“I see startups, technology and innovation as exciting and effective instruments for India’s transformation.” ~ Narendra Modi, Prime Minister of India
INR 10,000 Cr! INR 18 Lakh!
So, what are these numbers? Under Narendra Modi’s ‘Start up India, Stand Up India’ initiative, while the former number indicates the INR 10,000 Cr that has been allocated under the Fund of Funds for startups, the latter is the number of jobs that are expected to be generated over the next five years. This is how significant the startup ecosystem is gradually developing into, for the economy of this nation.
Whilst the numbers are substantial, here’s the snag.
In a recent event organised by the World Economic Forum, the Indian Government, has admitted that disbursement of funds via this special scheme has been awfully sluggish.
Only 600 startups have been funded for a total amount of INR 1,100 Cr out of the whopping INR 10,000 Cr corpus. Now, why is that?
“As an entrepreneur, mentor and advisor myself, while there may be plentiful resources available from the government, start-ups and SMEs are unaware of them. For them (a) the information is too complex and (b) they feel the process is too stringent.”
Why Government Funds Are A Better Option
VCs are reliant on individuals or international banks to pool in money, form a corpus and then disburse the money. Additionally VCs only fund tech, product based companies.
Why shouldn’t all have access to the funds? Why should just a handful get money because they have access to VC funds?
On the other hand banks are also a great alternative because they are less invasive than VCs. Because they are backed by the government, chances of getting loan based on your credit history increases multi-fold. Finally, in the case of loan from banks, they do not ask for stake. All you have to do is pay the principal amount back plus the interest. Thus, raising money from banks is a great choice.
Furthermore, getting collateral free loans has also become easy, thanks to the various government schemes and funding options. These funds can be game-changers for entrepreneurs in India, who are stuck at approvals because the current rules and regulations are strict in giving out loans for un-established businesses.
Startups need money to expand, and banks/financial institutions provide loans only to established businesses with proven track record of generating revenues; and the vicious cycle continues.
Here Are A Few Uncollateralized Funding Options For Startups
Startup India plan: A government of India initiative exclusively for startups.

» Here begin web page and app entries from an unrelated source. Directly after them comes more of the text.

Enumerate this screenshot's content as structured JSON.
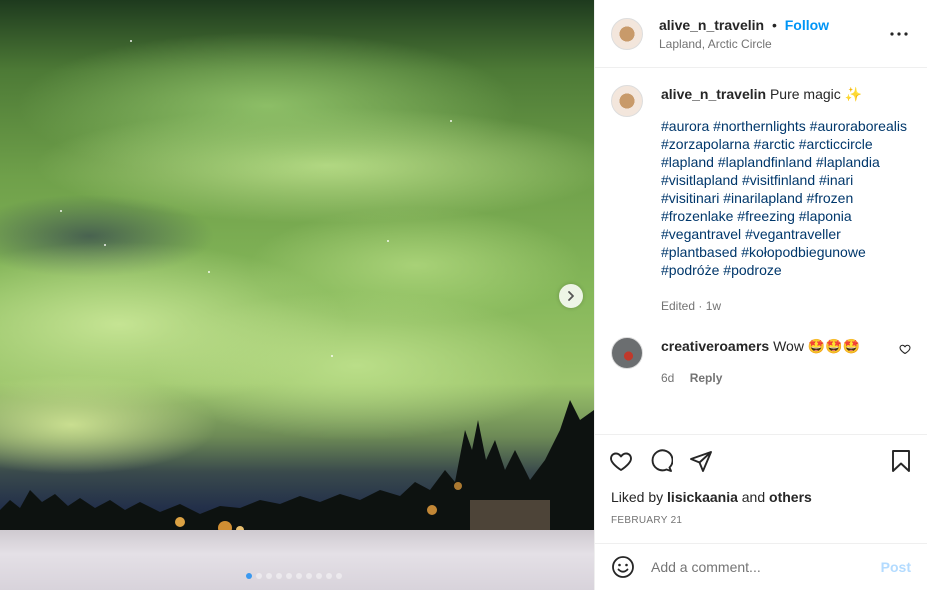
{
  "post": {
    "username": "alive_n_travelin",
    "follow_label": "Follow",
    "separator": "•",
    "location": "Lapland, Arctic Circle",
    "more_icon": "more-horizontal-icon"
  },
  "caption": {
    "username": "alive_n_travelin",
    "text": "Pure magic ✨",
    "hashtags": [
      "#aurora",
      "#northernlights",
      "#auroraborealis",
      "#zorzapolarna",
      "#arctic",
      "#arcticcircle",
      "#lapland",
      "#laplandfinland",
      "#laplandia",
      "#visitlapland",
      "#visitfinland",
      "#inari",
      "#visitinari",
      "#inarilapland",
      "#frozen",
      "#frozenlake",
      "#freezing",
      "#laponia",
      "#vegantravel",
      "#vegantraveller",
      "#plantbased",
      "#kołopodbiegunowe",
      "#podróże",
      "#podroze"
    ],
    "edited": "Edited",
    "time": "1w"
  },
  "comments": [
    {
      "username": "creativeroamers",
      "text": "Wow 🤩🤩🤩",
      "time": "6d",
      "reply_label": "Reply"
    }
  ],
  "actions": {
    "like_icon": "heart-icon",
    "comment_icon": "comment-icon",
    "share_icon": "send-icon",
    "save_icon": "bookmark-icon"
  },
  "likes": {
    "prefix": "Liked by",
    "user": "lisickaania",
    "and": "and",
    "others": "others"
  },
  "date": "FEBRUARY 21",
  "add_comment": {
    "placeholder": "Add a comment...",
    "post_label": "Post"
  },
  "carousel": {
    "slide_count": 10,
    "active_index": 0
  },
  "colors": {
    "link": "#0095f6",
    "hashtag": "#00376b",
    "muted": "#737373"
  }
}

The portal encompasses information with regards to various benefits being offered like funding and credit guarantee support, tax exemptions on capital gains for three years and on investments over fair market value.
SIDBI Growth Capital and Equity Assistance: The funds can be used for marketing, brand building, creation of distribution network, technical know how, R&D, and software purchase.
SIDBI Revolving Fund for Technology Innovation (SRIJAN Scheme): This plan provides financial assistance to MSMEs towards development, upscaling etc.
Lean Manufacturing Scheme for MSMEs: This plan helps to enhance the manufacturing competitiveness of micro, small and medium enterprises (MSMEs) by applying lean techniques to identify and eliminate waste in the manufacturing process.
Credit Linked Capital Subsidy Scheme (CLCSS): This scheme is for technology upgradation of Micro and Small Enterprises for purchase of plant & machinery.
No matter what the size of your business or your dreams, when you have access to the right kind of funding, flying off to a great start can be cake walk. Good Luck!